Nice. A back-handed compliment. And then…

“The accent isn’t there.”

“Lo siento esto es una gringada! Cero Salvadoreño!”

“OMG! I’m Salvadorian and this is NOT how my family or I talk lol what part of El Salvador are you from?”

“She sounds white lol maybe she’s first generation American and didn’t learn Spanish well lol.”

“Sorry y’all sound too gringo.”

Every time I’d get an E-mail notification that a comment had been left, my heart would start to race – will it be a positive comment, (for there were an equal amount of people who loved the videos) – or a negative comment? Will it be more of the same or will they find something even crueler to say that will crush me? I finally decided to disallow comments on those YouTube videos because I started to obsess.

Now, YouTube comments are famously horrendous, and I’ve kept that in mind, but I’d be lying if I said it hadn’t made me self-conscious about my accent. I’ve been studying Spanish for twenty years now and I’m still not fluent. I make grammatical mistakes all the time, but my accent is one thing I thought I had conquered.

Although I knew I didn’t sound “Salvadoran” and that I wouldn’t be mistaken for a native speaker of any Latin American country for that matter, I never worried that I sounded “white” or “gringa” — at least not in recent years.

“You told me I don’t have an accent!” I said to Carlos after receiving yet another Youtube comment, and Carlos insisted very sincerely that I don’t. Perhaps he’s blinded by love, but then I think back on all the people over the years who have so enthusiastically complimented my Spanish – did they just mean it was good compared to other gringos?

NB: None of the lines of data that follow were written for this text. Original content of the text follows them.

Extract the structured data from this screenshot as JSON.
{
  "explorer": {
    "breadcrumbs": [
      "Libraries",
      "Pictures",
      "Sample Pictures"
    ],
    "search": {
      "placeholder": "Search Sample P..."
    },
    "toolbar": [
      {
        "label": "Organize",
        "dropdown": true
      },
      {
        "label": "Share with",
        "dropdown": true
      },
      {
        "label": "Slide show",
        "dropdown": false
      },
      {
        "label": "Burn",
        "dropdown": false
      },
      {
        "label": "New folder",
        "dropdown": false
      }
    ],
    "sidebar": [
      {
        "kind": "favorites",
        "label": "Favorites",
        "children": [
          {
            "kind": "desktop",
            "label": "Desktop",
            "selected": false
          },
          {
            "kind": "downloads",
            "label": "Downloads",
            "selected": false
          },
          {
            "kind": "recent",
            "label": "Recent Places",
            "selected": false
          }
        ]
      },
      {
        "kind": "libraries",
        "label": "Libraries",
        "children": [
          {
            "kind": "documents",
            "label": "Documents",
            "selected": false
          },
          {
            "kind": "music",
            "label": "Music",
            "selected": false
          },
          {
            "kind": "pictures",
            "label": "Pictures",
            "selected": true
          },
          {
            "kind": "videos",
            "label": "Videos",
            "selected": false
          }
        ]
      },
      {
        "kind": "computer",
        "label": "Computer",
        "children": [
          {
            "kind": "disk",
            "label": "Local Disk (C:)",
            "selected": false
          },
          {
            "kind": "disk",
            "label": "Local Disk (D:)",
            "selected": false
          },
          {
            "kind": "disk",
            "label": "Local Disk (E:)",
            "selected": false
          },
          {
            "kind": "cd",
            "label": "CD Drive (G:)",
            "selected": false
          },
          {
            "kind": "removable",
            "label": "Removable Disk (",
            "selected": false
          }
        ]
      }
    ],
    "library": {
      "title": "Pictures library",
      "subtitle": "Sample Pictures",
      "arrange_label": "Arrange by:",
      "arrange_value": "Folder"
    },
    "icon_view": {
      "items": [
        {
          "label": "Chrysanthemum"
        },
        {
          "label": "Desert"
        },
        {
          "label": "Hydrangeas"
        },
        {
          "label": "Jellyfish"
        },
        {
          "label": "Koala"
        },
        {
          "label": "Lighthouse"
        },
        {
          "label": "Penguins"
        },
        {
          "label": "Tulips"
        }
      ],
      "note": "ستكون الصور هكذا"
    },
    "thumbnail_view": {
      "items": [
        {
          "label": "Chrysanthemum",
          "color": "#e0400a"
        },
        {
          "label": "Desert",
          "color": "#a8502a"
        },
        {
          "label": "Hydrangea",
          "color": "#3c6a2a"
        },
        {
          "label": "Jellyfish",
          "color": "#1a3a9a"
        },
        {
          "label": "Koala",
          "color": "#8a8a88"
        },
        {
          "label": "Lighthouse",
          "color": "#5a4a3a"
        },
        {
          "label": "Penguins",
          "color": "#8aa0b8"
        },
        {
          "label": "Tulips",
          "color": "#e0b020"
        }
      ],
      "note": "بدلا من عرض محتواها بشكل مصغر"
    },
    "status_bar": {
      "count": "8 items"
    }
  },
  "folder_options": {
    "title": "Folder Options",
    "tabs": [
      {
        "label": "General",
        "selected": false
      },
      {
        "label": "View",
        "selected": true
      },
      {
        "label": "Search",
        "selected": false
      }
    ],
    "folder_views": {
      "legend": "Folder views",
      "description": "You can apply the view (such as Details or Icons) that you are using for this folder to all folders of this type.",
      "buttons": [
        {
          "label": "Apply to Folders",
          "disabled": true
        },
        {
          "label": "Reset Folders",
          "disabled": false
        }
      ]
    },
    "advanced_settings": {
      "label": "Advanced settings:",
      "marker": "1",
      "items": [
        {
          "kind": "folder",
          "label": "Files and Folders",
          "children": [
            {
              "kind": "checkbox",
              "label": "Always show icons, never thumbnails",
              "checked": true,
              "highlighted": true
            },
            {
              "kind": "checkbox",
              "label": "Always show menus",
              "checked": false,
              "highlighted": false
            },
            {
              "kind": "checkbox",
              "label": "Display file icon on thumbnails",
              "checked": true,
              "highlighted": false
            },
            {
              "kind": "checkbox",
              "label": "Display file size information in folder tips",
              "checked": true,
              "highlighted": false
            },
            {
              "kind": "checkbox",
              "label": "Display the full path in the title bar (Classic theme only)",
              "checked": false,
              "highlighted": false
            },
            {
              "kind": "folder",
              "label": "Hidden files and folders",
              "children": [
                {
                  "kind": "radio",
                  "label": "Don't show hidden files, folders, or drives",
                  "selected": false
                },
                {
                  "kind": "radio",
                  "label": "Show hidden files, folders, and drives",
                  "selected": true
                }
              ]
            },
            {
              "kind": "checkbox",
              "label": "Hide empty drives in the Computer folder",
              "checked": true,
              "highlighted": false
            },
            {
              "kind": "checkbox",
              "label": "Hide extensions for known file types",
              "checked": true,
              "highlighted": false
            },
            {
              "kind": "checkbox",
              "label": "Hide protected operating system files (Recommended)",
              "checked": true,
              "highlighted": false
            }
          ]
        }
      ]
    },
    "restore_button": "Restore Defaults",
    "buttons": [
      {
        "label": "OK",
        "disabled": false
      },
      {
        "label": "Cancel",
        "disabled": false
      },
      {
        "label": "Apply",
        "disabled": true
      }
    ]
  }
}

“Wow! Your Spanish is so good!” I’ve been told in both Spanish and English – but what is “good” Spanish? Does the fact that I can do more than ask where el baño is make me a success?

Do I speak better than the white “abogados” and used car dealers on local Spanish-language channels whose mispronunciations make me cringe? Better than college girls who go to Cancun on Spring break and get drunk while wearing over-sized sombreros? Better than Dora the Explorer or Erik Estrada? What standard have I surpassed exactly?

As I read Roque Dalton poems aloud to Carlos in bed last night, asking him to rate my accent on a scale of one to ten, he asked me why I continue to sweat it. “Your accent is cute,” he said, taking the book from my hands and pulling me to him. I eyed him suspiciously, for “cute” is very different from “fluent” or “beautiful” or even “good.” A puppy chasing its tail is cute. A baby babbling gibberish is cute.

“Your accent is perfect,” he amended, and I noted his accent in English, the one I love so much, the one he makes no attempt to refine but which causes misunderstandings for him at fast food drive-thrus.

In the end, I realize, I have a decision to make. I can continue to try to erase my accent or I can embrace it. I’m not sure yet which way I’ll go.

What is your experience with having an accent? What is your native language? What is your second language? How do native speakers of your second language react to your accent? Do you embrace your accent or try to erase it?